    • Allison McCracken on July 22, 2014 at 1:29 PM

      The discourse about this particular subject has been truly fascinating. On the one hand, the responses have trivialized and ridiculed young women’s romantic and sexual fantasies while at the same time expressing a paternalistic concern that a handful of young women and queer kids under 18 might be in some way exposed to alternative sexual practices (this is where the “hysteria” comes in). There is nothing in the panel description to indicate a “live” sex performance, but rather an informational panel; this panicked rumor/response only affirms to me that such concerns were more about women having sexual knowledge at all — particularly regarding alternative sexual practices that may, in fact, be more empowering to these young women than the normative sexual practices that, in any event, of which our society seems committed to keeping them ignorant. We have very little, very uneven sexual education in this country compared to every other western industrialized nation; it is truly shameful, as well as dangerous, that young women (as well as young men) do not have access to the sexual education that they sorely need for their psychological as well as physical well being, to say nothing of their health. And, of course, those young people who do get sexual education are generally more socially privileged.

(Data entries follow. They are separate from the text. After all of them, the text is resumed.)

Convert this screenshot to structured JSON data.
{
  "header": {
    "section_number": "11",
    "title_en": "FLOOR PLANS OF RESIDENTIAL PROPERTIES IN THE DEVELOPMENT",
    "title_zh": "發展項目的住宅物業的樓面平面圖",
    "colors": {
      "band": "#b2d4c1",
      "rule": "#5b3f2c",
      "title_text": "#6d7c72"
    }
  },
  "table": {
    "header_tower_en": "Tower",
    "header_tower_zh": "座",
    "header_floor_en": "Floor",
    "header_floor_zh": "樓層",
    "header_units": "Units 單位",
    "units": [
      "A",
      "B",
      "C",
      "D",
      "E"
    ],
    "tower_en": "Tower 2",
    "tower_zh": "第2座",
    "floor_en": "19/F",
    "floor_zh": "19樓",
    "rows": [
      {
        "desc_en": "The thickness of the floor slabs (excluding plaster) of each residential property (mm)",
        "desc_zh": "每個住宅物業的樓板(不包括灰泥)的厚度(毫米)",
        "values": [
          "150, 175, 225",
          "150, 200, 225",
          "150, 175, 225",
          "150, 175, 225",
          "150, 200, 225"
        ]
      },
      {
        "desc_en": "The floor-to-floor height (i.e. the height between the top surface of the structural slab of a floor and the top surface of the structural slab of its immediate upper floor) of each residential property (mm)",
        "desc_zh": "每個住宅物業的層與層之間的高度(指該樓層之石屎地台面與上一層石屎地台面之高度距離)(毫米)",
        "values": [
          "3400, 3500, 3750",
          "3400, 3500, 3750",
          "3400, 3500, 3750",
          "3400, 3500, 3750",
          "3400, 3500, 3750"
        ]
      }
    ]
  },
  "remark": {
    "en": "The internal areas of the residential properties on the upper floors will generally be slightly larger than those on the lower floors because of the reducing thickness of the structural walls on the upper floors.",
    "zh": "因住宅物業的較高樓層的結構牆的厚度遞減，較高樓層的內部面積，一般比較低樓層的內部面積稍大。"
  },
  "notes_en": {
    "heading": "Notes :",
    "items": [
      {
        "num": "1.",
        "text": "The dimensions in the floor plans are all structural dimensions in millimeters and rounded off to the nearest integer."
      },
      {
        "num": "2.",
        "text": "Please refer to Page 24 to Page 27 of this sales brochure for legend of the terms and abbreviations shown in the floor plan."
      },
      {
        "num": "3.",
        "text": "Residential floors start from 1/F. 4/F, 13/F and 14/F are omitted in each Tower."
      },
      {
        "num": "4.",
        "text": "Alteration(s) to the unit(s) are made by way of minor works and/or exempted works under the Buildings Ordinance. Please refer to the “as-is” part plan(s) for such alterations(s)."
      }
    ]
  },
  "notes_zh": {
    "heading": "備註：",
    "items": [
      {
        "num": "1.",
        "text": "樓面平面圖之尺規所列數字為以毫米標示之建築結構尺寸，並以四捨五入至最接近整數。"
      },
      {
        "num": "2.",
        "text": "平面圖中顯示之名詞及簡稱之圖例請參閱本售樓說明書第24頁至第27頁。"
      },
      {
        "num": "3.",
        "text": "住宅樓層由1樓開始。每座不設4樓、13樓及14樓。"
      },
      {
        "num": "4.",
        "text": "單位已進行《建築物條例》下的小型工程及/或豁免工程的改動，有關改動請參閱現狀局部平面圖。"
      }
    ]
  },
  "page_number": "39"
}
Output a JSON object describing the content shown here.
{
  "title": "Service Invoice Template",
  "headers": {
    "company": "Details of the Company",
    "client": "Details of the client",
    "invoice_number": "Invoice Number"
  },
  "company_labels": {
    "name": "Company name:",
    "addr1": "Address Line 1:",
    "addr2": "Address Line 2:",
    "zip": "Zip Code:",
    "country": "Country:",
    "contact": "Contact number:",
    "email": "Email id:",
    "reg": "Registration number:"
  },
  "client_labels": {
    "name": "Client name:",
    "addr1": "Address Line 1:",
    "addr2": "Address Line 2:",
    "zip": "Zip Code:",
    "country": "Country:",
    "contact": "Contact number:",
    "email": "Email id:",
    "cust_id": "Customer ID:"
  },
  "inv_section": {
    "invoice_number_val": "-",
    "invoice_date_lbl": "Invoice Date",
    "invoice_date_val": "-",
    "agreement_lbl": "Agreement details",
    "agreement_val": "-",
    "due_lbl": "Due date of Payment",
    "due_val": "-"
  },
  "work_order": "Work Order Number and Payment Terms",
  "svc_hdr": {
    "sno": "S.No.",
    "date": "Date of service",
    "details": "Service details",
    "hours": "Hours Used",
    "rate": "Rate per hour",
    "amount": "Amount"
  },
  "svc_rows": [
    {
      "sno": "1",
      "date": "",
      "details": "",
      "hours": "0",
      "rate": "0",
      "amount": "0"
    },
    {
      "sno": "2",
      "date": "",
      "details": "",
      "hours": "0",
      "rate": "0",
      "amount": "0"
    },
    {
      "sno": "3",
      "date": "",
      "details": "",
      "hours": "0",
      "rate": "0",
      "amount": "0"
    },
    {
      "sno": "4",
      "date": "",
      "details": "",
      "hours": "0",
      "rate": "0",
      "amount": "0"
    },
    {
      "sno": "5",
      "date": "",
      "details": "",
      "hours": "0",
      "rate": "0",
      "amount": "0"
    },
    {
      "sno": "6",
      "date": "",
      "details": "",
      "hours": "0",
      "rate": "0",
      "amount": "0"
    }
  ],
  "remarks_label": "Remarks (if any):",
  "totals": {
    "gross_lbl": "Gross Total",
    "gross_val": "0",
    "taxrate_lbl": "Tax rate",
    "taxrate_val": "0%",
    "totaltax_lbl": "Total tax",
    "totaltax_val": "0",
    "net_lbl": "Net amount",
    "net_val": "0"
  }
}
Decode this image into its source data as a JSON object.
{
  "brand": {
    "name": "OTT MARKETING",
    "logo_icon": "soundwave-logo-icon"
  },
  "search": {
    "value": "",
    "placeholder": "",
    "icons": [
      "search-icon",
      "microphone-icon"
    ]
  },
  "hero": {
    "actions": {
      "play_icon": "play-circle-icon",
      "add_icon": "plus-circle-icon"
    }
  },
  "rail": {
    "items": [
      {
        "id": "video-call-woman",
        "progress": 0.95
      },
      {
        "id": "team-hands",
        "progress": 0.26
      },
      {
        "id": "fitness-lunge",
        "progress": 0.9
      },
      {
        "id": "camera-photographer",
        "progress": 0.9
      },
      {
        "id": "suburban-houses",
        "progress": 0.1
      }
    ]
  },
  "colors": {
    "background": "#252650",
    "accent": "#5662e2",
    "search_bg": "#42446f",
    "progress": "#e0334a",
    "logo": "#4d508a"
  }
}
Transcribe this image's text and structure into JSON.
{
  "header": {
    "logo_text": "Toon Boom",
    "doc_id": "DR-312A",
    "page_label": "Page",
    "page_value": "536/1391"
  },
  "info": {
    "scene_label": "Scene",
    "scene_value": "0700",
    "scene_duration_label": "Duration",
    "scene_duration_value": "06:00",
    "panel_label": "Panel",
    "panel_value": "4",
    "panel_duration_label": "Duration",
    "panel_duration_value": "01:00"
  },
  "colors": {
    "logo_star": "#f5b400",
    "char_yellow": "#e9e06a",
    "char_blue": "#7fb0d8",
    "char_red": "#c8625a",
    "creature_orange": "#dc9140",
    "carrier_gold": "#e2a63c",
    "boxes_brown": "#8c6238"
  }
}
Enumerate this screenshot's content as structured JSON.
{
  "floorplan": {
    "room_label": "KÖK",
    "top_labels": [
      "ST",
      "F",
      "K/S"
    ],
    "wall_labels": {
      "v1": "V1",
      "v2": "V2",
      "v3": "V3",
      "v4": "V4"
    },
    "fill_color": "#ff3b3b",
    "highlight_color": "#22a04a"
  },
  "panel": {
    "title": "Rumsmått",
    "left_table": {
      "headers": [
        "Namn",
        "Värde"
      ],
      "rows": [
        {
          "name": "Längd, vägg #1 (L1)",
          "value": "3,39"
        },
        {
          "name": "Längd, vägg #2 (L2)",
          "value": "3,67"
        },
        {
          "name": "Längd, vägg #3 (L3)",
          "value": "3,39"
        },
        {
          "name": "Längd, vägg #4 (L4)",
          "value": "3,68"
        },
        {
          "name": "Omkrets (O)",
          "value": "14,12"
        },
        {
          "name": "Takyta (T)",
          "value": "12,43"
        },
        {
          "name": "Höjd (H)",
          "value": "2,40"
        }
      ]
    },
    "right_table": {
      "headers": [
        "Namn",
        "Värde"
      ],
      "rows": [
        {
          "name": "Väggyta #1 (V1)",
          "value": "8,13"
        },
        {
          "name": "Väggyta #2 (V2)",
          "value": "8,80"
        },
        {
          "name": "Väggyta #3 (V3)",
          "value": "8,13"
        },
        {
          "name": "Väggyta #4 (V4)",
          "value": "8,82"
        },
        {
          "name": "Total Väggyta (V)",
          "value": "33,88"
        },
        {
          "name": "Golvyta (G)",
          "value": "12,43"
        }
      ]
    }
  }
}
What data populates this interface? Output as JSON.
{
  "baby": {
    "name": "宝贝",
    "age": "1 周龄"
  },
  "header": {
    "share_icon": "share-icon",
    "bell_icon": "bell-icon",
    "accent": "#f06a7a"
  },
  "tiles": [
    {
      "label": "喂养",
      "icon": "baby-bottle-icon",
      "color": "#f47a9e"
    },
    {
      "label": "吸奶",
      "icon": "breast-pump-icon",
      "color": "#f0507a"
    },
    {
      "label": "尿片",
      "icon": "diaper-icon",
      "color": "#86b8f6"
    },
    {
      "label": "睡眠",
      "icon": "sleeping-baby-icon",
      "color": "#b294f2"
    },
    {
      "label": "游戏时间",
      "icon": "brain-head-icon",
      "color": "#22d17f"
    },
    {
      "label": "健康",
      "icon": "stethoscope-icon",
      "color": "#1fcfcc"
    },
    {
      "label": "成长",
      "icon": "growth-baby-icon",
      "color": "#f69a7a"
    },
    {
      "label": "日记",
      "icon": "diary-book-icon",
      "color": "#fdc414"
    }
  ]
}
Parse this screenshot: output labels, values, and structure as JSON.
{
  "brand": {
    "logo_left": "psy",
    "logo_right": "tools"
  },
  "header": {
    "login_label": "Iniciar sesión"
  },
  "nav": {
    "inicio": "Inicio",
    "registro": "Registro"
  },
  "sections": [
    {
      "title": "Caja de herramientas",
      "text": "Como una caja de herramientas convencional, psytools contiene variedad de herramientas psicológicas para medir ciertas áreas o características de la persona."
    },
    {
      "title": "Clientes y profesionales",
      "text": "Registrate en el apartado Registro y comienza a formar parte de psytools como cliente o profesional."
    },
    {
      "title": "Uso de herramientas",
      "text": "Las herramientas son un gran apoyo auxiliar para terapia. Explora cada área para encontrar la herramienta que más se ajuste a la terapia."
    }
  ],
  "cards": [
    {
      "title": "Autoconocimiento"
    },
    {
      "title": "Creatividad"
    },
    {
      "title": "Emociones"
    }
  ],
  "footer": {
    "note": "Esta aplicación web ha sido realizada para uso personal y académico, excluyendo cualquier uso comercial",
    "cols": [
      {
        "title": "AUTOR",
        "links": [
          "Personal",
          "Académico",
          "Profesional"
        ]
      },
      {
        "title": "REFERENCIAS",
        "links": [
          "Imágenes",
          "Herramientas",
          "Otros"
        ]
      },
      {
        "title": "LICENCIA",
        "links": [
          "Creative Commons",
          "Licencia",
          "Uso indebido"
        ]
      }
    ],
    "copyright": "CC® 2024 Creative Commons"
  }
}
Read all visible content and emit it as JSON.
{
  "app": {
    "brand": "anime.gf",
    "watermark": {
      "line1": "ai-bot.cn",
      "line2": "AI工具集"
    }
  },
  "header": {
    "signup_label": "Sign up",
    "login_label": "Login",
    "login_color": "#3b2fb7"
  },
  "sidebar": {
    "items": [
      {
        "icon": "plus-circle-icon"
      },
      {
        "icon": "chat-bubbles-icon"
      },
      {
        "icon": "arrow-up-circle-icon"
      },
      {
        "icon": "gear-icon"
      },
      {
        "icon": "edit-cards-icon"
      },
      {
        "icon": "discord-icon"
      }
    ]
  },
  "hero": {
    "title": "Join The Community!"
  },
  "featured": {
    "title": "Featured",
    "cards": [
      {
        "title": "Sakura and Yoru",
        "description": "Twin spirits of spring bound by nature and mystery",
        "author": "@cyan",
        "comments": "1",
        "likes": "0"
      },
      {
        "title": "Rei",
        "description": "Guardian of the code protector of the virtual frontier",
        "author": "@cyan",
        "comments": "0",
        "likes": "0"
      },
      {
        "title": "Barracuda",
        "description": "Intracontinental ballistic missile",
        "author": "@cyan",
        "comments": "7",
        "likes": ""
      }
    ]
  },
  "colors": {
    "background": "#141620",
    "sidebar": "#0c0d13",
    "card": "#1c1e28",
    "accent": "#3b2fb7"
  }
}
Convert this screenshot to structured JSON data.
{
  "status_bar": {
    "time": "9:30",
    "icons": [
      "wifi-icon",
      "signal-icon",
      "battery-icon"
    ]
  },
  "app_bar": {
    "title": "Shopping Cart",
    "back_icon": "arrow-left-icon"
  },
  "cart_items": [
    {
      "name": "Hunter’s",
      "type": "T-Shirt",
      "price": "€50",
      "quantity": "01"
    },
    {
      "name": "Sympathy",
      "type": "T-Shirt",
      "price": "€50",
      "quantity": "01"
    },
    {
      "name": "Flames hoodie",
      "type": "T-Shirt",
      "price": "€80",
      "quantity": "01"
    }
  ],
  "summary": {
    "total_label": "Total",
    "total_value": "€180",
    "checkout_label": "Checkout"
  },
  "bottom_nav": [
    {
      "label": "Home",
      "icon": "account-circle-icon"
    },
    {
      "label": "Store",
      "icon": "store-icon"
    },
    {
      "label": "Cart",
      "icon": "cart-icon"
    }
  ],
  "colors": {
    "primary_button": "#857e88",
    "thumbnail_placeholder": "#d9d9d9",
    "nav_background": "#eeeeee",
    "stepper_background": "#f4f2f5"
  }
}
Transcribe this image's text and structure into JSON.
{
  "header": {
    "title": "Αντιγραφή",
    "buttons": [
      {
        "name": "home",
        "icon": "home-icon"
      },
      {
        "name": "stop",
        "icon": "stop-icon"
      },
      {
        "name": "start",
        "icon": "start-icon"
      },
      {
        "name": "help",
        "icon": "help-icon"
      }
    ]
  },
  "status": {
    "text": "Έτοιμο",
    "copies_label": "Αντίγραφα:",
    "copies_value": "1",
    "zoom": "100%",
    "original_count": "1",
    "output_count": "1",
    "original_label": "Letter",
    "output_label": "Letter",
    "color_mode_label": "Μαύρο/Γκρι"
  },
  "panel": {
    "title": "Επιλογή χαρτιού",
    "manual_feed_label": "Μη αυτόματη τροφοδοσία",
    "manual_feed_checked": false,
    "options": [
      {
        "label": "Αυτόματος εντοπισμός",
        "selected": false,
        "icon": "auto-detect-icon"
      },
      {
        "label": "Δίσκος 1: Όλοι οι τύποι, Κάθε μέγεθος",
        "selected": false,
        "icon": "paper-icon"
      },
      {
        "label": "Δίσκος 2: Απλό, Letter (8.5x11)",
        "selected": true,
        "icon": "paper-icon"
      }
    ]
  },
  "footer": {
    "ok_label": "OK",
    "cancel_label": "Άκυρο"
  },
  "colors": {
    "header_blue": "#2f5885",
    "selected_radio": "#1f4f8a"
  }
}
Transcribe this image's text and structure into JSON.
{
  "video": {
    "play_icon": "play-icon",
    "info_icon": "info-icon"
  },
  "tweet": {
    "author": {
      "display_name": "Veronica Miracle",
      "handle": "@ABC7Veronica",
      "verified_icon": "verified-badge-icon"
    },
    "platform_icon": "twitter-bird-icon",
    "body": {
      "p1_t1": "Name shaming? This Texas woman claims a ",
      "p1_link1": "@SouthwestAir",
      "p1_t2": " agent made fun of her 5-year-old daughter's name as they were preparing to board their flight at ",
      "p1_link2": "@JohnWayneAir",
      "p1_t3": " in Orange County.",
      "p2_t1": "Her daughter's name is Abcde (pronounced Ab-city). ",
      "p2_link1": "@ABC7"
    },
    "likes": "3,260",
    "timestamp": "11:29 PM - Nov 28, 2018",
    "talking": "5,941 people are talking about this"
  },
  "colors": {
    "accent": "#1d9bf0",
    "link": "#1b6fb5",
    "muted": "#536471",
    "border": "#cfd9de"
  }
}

      When young people do receive some sex ed, it is entirely focused on preventing sexual disease and does not address issues of sexual pleasure, desire, alternative sexual identities, or consent. I have been teaching a college course in the history of sex in the U.S. for many years now, and most of my students admit having learned about sex from online porn, not from the educational system (in contrast, one panel about BDSM relationships included discussions of consent, pleasure, communication between partners, ect). My studnets who are the most sophisticated about consent issues, varieties of sexual pleasure, and the multiplicity of gender/sexual identities in society today have learned about those subjects on social media sites such as Tumblr, and Youtube (such as the “sexplanations” series), and by reading fanfiction produced by their own communities. The people who are so up in arms about young people being exposed to BDSM should be more focused on the fact that young people are not getting the basic information they need to protect themselves and to find pleasure. If they sneak into an informational BDSM panel to learn something about what we seek to keep from them, good for them.

      Thanks for your comment.

  3. Sarah on July 21, 2014 at 4:52 PM

    Thank you for this spot on analysis. As someone who was there, I’ve been stunned at how sexist the early critiques were, and how they lead to putting Dash Con under a spotlight that was completely driven by that sexism.